■ Assigned task
Every record that follows should be copied exactly. No picture belongs in the copy.

■ Records for processing
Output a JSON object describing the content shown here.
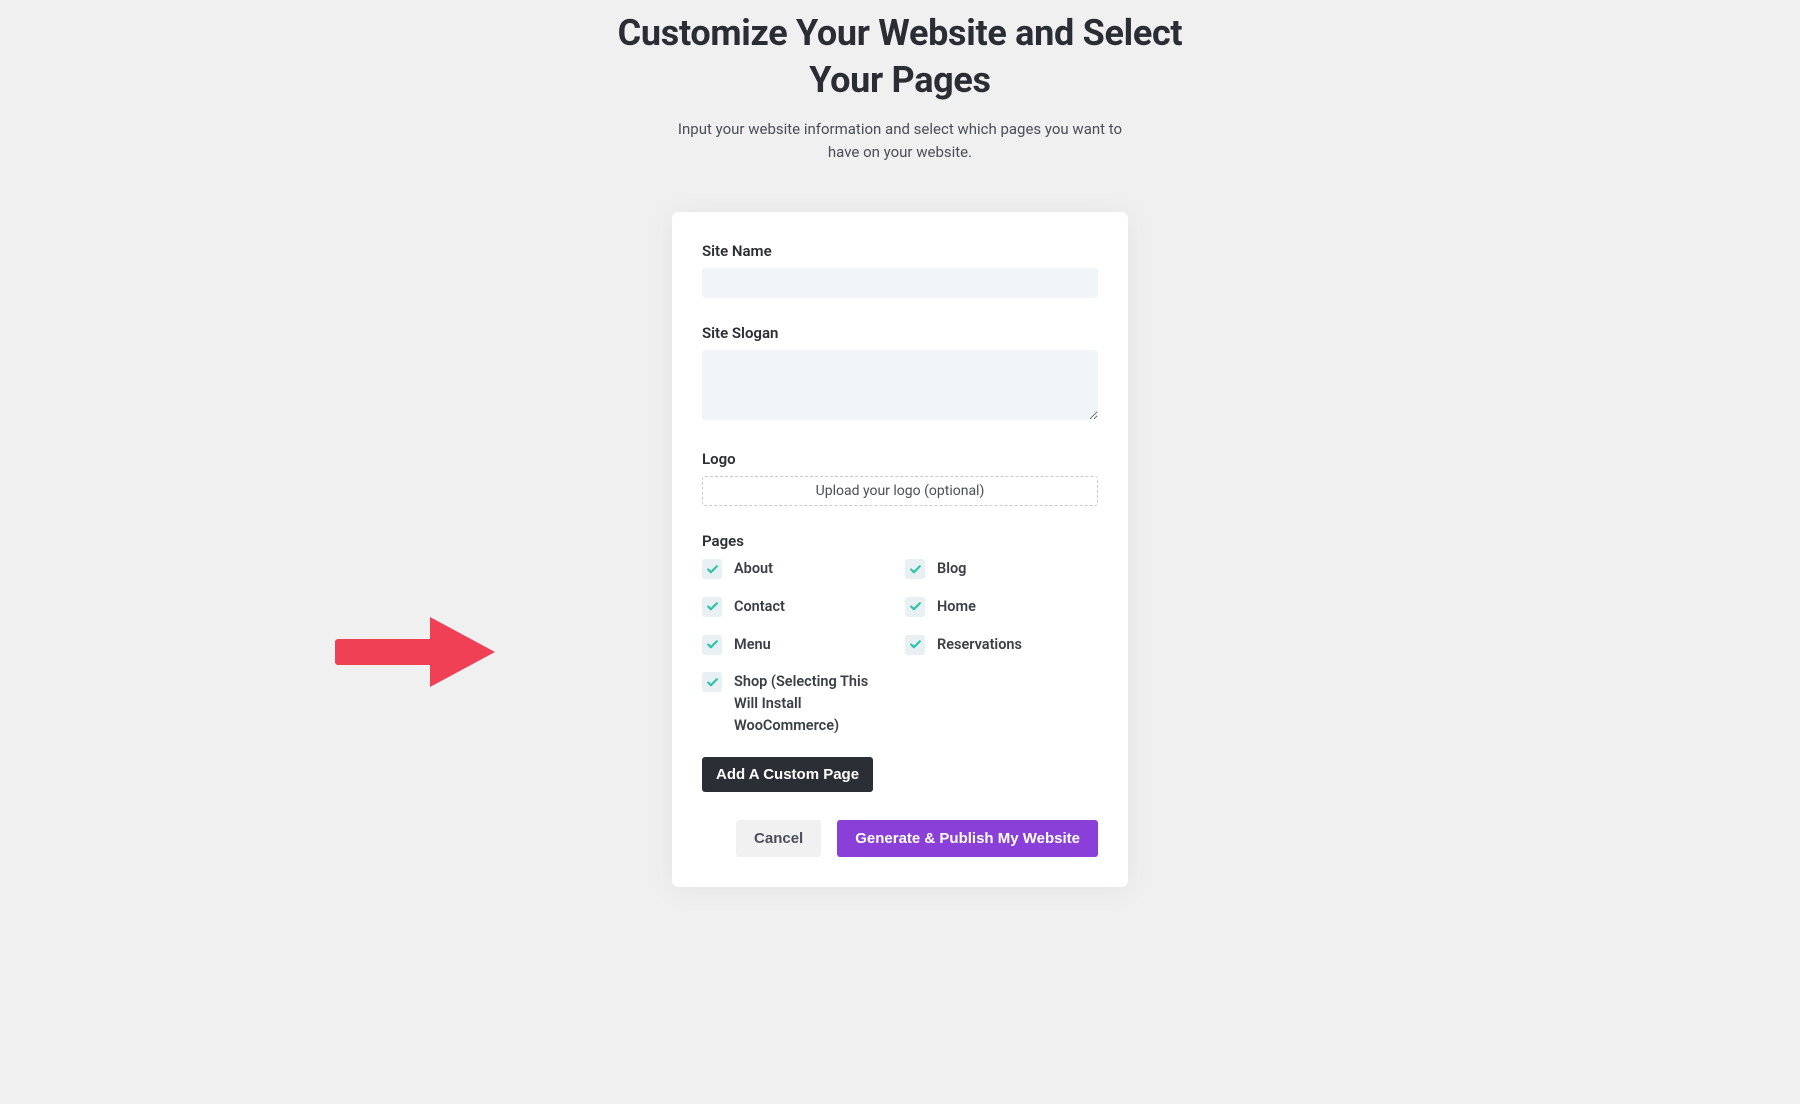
{
  "header": {
    "title": "Customize Your Website and Select Your Pages",
    "subtitle": "Input your website information and select which pages you want to have on your website."
  },
  "form": {
    "site_name": {
      "label": "Site Name",
      "value": ""
    },
    "site_slogan": {
      "label": "Site Slogan",
      "value": ""
    },
    "logo": {
      "label": "Logo",
      "upload_text": "Upload your logo (optional)"
    },
    "pages": {
      "label": "Pages",
      "items": [
        {
          "label": "About",
          "checked": true
        },
        {
          "label": "Blog",
          "checked": true
        },
        {
          "label": "Contact",
          "checked": true
        },
        {
          "label": "Home",
          "checked": true
        },
        {
          "label": "Menu",
          "checked": true
        },
        {
          "label": "Reservations",
          "checked": true
        },
        {
          "label": "Shop (Selecting This Will Install WooCommerce)",
          "checked": true
        }
      ],
      "add_button_label": "Add A Custom Page"
    },
    "buttons": {
      "cancel": "Cancel",
      "generate": "Generate & Publish My Website"
    }
  },
  "colors": {
    "accent_purple": "#8b3fd9",
    "check_teal": "#2bc4a8",
    "arrow_red": "#ef4056"
  }
}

■ Answer space
Output a JSON object describing the content shown here.
{
  "header": {
    "title": "Customize Your Website and Select Your Pages",
    "subtitle": "Input your website information and select which pages you want to have on your website."
  },
  "form": {
    "site_name": {
      "label": "Site Name",
      "value": ""
    },
    "site_slogan": {
      "label": "Site Slogan",
      "value": ""
    },
    "logo": {
      "label": "Logo",
      "upload_text": "Upload your logo (optional)"
    },
    "pages": {
      "label": "Pages",
      "items": [
        {
          "label": "About",
          "checked": true
        },
        {
          "label": "Blog",
          "checked": true
        },
        {
          "label": "Contact",
          "checked": true
        },
        {
          "label": "Home",
          "checked": true
        },
        {
          "label": "Menu",
          "checked": true
        },
        {
          "label": "Reservations",
          "checked": true
        },
        {
          "label": "Shop (Selecting This Will Install WooCommerce)",
          "checked": true
        }
      ],
      "add_button_label": "Add A Custom Page"
    },
    "buttons": {
      "cancel": "Cancel",
      "generate": "Generate & Publish My Website"
    }
  },
  "colors": {
    "accent_purple": "#8b3fd9",
    "check_teal": "#2bc4a8",
    "arrow_red": "#ef4056"
  }
}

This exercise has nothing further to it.